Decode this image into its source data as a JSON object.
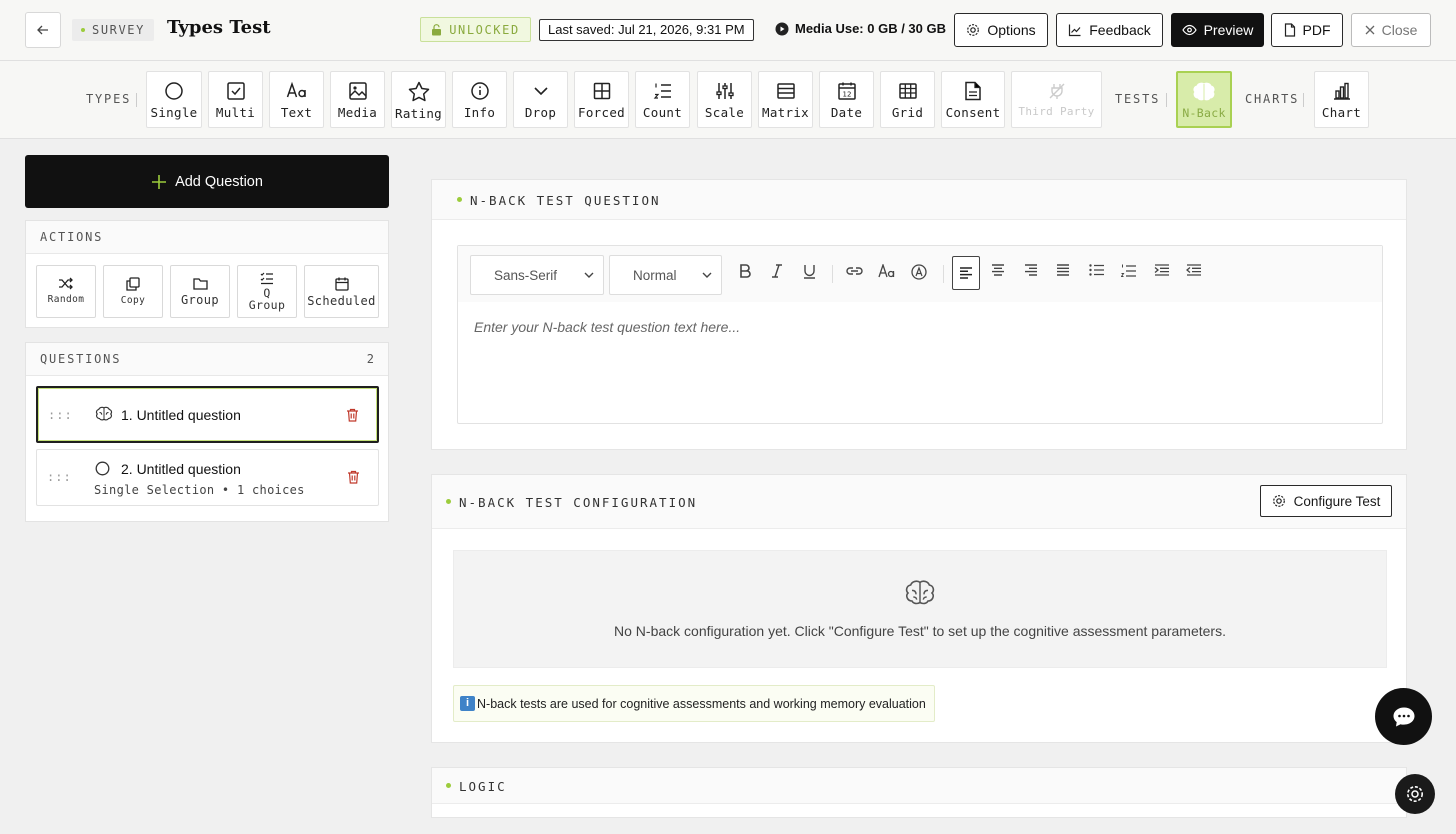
{
  "header": {
    "badge": "SURVEY",
    "title": "Types Test",
    "lock_status": "UNLOCKED",
    "last_saved": "Last saved: Jul 21, 2026, 9:31 PM",
    "media_use": "Media Use: 0 GB / 30 GB",
    "buttons": {
      "options": "Options",
      "feedback": "Feedback",
      "preview": "Preview",
      "pdf": "PDF",
      "close": "Close"
    }
  },
  "toolbar": {
    "types_label": "TYPES",
    "tests_label": "TESTS",
    "charts_label": "CHARTS",
    "tools": {
      "single": "Single",
      "multi": "Multi",
      "text": "Text",
      "media": "Media",
      "rating": "Rating",
      "info": "Info",
      "drop": "Drop",
      "forced": "Forced",
      "count": "Count",
      "scale": "Scale",
      "matrix": "Matrix",
      "date": "Date",
      "grid": "Grid",
      "consent": "Consent",
      "third_party": "Third Party",
      "nback": "N-Back",
      "chart": "Chart"
    }
  },
  "sidebar": {
    "add_question": "Add Question",
    "actions_title": "ACTIONS",
    "actions": {
      "random": "Random",
      "copy": "Copy",
      "group": "Group",
      "qgroup_1": "Q",
      "qgroup_2": "Group",
      "scheduled": "Scheduled"
    },
    "questions_title": "QUESTIONS",
    "questions_count": "2",
    "questions": [
      {
        "title": "1. Untitled question",
        "subtitle": ""
      },
      {
        "title": "2. Untitled question",
        "subtitle": "Single Selection • 1 choices"
      }
    ]
  },
  "question_card": {
    "title": "N-BACK TEST QUESTION",
    "font_select": "Sans-Serif",
    "size_select": "Normal",
    "placeholder": "Enter your N-back test question text here..."
  },
  "config_card": {
    "title": "N-BACK TEST CONFIGURATION",
    "button": "Configure Test",
    "empty_text": "No N-back configuration yet. Click \"Configure Test\" to set up the cognitive assessment parameters.",
    "info_icon": "i",
    "info_note": "N-back tests are used for cognitive assessments and working memory evaluation"
  },
  "logic_card": {
    "title": "LOGIC"
  },
  "colors": {
    "accent": "#9ccc3c",
    "active_tool_bg": "#d8ecaa",
    "dark": "#111111",
    "danger": "#c0392b"
  }
}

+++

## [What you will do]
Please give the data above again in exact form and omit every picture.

## [Answer box]
Decode this image into its source data as a JSON object.
{
  "header": {
    "badge": "SURVEY",
    "title": "Types Test",
    "lock_status": "UNLOCKED",
    "last_saved": "Last saved: Jul 21, 2026, 9:31 PM",
    "media_use": "Media Use: 0 GB / 30 GB",
    "buttons": {
      "options": "Options",
      "feedback": "Feedback",
      "preview": "Preview",
      "pdf": "PDF",
      "close": "Close"
    }
  },
  "toolbar": {
    "types_label": "TYPES",
    "tests_label": "TESTS",
    "charts_label": "CHARTS",
    "tools": {
      "single": "Single",
      "multi": "Multi",
      "text": "Text",
      "media": "Media",
      "rating": "Rating",
      "info": "Info",
      "drop": "Drop",
      "forced": "Forced",
      "count": "Count",
      "scale": "Scale",
      "matrix": "Matrix",
      "date": "Date",
      "grid": "Grid",
      "consent": "Consent",
      "third_party": "Third Party",
      "nback": "N-Back",
      "chart": "Chart"
    }
  },
  "sidebar": {
    "add_question": "Add Question",
    "actions_title": "ACTIONS",
    "actions": {
      "random": "Random",
      "copy": "Copy",
      "group": "Group",
      "qgroup_1": "Q",
      "qgroup_2": "Group",
      "scheduled": "Scheduled"
    },
    "questions_title": "QUESTIONS",
    "questions_count": "2",
    "questions": [
      {
        "title": "1. Untitled question",
        "subtitle": ""
      },
      {
        "title": "2. Untitled question",
        "subtitle": "Single Selection • 1 choices"
      }
    ]
  },
  "question_card": {
    "title": "N-BACK TEST QUESTION",
    "font_select": "Sans-Serif",
    "size_select": "Normal",
    "placeholder": "Enter your N-back test question text here..."
  },
  "config_card": {
    "title": "N-BACK TEST CONFIGURATION",
    "button": "Configure Test",
    "empty_text": "No N-back configuration yet. Click \"Configure Test\" to set up the cognitive assessment parameters.",
    "info_icon": "i",
    "info_note": "N-back tests are used for cognitive assessments and working memory evaluation"
  },
  "logic_card": {
    "title": "LOGIC"
  },
  "colors": {
    "accent": "#9ccc3c",
    "active_tool_bg": "#d8ecaa",
    "dark": "#111111",
    "danger": "#c0392b"
  }
}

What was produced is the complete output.